What is it about Instagram that makes people want to post photos of their food or drink? If I were to do an unofficial guesstimate, I would say that about 25% of the posts I see are of food. Before digital cameras, I don’t remember people taking photos of their food and placing them in a photo album or frame. Frankly, it’s not an interesting picture unless it’s on a menu or in a magazine accompanied by an article.
Personally, i don’t care what you’ve just eaten and I don’t want to look at a picture of it. I would rather see a picture of you doing something other than eating. I would like to see some university college student make this phenomena their dissertation project. Just off the top of my head I can come up with a couple of theories: 1. People have forgotten how to have dinner conversation and cell phone photography is a means to fill in the awkward silent moments, 2. People need to take photos of their food so that when people ask what they ate for dinner, they’ll remember, 3. Food has become more interesting and pretty to look at then in the past, 4. The Food Network is secretly using average people to recruit good chefs, 5. My friends are obsessed with food and eat a lot, 6. People are lacking creativity so they take photos of other’s culinary creativity, 7. People are afraid to be different so they do what everybody else does and that’s post pictures of food, or 8. It’s the new way to share a meal with someone without actually being present with them.
Whatever the reason, I think Instagram should come up with a way to limit the amount of food posts to 1 in every 20 or so for each person.
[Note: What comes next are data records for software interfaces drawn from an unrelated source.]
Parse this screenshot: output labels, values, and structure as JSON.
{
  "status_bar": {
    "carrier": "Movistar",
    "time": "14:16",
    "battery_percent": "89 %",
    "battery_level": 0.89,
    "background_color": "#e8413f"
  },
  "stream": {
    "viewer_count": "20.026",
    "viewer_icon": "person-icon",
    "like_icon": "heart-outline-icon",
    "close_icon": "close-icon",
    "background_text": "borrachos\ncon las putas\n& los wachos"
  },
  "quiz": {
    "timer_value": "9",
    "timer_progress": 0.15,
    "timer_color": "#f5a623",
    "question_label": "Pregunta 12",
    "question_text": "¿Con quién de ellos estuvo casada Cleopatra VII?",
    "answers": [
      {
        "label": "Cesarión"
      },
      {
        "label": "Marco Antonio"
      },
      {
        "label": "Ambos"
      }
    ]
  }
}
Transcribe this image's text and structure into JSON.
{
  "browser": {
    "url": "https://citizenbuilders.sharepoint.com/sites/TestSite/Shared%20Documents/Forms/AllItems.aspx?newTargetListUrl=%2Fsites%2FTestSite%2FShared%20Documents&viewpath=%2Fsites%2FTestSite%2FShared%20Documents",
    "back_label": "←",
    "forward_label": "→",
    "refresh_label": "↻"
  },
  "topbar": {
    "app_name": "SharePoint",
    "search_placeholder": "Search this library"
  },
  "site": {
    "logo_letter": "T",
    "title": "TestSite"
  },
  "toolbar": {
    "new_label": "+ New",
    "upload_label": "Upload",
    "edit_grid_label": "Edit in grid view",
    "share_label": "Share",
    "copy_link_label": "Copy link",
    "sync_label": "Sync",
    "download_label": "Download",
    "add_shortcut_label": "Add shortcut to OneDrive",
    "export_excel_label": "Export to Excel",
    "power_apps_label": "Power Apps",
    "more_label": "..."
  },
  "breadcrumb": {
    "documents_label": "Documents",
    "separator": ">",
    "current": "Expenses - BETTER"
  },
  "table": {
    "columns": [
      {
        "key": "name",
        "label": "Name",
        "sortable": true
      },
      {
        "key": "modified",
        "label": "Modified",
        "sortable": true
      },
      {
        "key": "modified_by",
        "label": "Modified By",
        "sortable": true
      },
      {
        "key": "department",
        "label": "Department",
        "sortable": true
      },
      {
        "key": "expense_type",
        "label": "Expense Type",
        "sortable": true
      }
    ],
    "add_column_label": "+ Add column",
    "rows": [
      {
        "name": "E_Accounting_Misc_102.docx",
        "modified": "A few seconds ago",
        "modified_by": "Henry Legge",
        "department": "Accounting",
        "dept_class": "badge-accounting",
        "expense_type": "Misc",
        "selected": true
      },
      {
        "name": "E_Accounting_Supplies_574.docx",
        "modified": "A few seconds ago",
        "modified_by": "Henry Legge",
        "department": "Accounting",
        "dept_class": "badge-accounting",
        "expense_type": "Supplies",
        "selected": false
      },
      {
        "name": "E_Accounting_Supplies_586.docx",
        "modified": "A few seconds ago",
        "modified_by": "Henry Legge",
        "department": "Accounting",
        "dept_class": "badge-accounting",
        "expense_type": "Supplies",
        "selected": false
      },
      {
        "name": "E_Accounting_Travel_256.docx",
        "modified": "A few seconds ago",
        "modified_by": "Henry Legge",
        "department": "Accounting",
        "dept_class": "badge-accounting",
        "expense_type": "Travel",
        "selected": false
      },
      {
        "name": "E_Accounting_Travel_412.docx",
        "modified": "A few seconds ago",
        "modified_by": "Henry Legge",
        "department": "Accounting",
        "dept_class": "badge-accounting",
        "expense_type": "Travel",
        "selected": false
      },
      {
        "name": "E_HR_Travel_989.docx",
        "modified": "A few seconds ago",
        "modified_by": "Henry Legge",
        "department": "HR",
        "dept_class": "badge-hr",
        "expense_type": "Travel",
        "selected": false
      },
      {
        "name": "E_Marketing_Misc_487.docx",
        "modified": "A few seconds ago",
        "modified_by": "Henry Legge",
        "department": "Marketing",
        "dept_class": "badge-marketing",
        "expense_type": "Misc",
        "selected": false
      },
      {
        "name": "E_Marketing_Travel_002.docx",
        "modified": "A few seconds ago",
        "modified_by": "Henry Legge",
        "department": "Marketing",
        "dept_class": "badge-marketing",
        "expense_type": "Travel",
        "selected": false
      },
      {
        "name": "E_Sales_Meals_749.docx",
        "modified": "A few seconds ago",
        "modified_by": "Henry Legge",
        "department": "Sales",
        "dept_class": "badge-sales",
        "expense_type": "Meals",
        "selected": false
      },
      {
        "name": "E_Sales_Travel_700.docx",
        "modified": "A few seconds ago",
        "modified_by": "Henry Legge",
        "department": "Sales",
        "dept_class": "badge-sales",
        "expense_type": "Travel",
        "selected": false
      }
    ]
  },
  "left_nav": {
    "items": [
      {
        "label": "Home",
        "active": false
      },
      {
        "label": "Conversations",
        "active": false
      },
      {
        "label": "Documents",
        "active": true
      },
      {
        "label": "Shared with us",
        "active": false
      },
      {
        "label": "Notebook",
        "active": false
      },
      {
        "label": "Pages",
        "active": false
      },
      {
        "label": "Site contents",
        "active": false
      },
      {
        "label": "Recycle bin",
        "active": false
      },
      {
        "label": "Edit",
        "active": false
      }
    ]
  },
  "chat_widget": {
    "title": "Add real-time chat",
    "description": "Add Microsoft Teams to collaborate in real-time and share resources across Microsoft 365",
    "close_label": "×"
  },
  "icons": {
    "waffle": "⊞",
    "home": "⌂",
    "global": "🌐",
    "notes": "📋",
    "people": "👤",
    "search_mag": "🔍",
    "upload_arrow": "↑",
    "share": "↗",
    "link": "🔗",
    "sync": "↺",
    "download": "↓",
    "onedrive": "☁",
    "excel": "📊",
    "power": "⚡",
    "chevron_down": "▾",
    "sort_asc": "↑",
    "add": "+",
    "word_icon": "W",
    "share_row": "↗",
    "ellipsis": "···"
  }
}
There seems to be a world-wide preoccupation with selfies. Are we becoming a narcissistic planet? We are already have a tendency to be self-absorbed anyways, but social media has taken this absorption to whole new levels. It seems that the human urge to be recognized or appear significant has really been put on public display. The like button has become a measuring stick for our own popularity. We spend more time promoting ourselves than just being ourselves. Do we really need the entire planet to be able to see what we look like at any given moment? What if i don’t want people to see me and my friend posts our selfie? What happened to privacy anyways?
Now I’m all for posting the occasional selfie. What I’m talking about here are those individuals who post multiple pictures of themselves each day. They’re not posting pictures of what they’re doing or who they’re with, just pictures of themselves. It doesn’t appear that they have a reason for posting the picture other than looking at themselves and wanting others to do so too. Well, how about carrying around a mirror and stop wasting my time looking at you.
I think a lot about expressions and often ponder how they might have originated. Lately I’ve been contemplating the term creative juices. For the last several months I haven’t been feeling particularly too creative. Maybe I need to drink some juice to spur on my creativity. The question that comes to mind is, what kind of juice should I drink?
Now I love the taste of a good cup of coffee in the morning. But I wonder, does that cup of coffee really make one more alert in the morning? I don’t think it helped the person who gave me this cup of coffee. Obviously they were completely confused on which brand of coffee they served me. Was it Starbucks or Seattle’s Best?
I liken this blunder to be the equivalent to putting a Red Sox hat on someone who’s wearing a Yankee’s uniform. You either love one and hate the other or you don’t drink coffee or follow baseball. Personally I hate Starbucks and the Yankees and love Seattle’s Best and the Red Sox.
Whoever made this cup of coffee must have been a Yankees fan.
Who says bugs can’t be adventurous. Several weeks ago this leaf looking bug went for a joy ride with me on my car windshield. At first I didn’t realize this creature was a flying insect until I looked more closely. Good thing my curiosity got the best of me otherwise this little bug may have become victim to my wiper blades.
I decided to see how long this little flying leaf would stay for the ride. I expected it take off once I started my engine, but it did no such thing. Instead it turned itself around and faced the direction of the wind.
Since I take surface streets the entire way to work I wasn’t too worried that the bug would be subjected to intense speeds. The fastest I managed to drive with my travel mate was 40 m.p.h. To my surprise the little bug stayed with me for about 4 miles. He finally left the ride when I took a very sharp turn. I’m not sure if he left intentionally or was taken out by the cross-winds.
Naturally I started thinking about that poor bug. Will he try to make his way home? If not, does he like his new neighborhood? Does he miss all his bug friends? Do bugs have friends? Did he have a bug home?
That little bug gave me the itch to travel. I like to experience new places and things as well. You never know where you’ll get your travel incentive. A little bug on a windshield can be a great little encourager.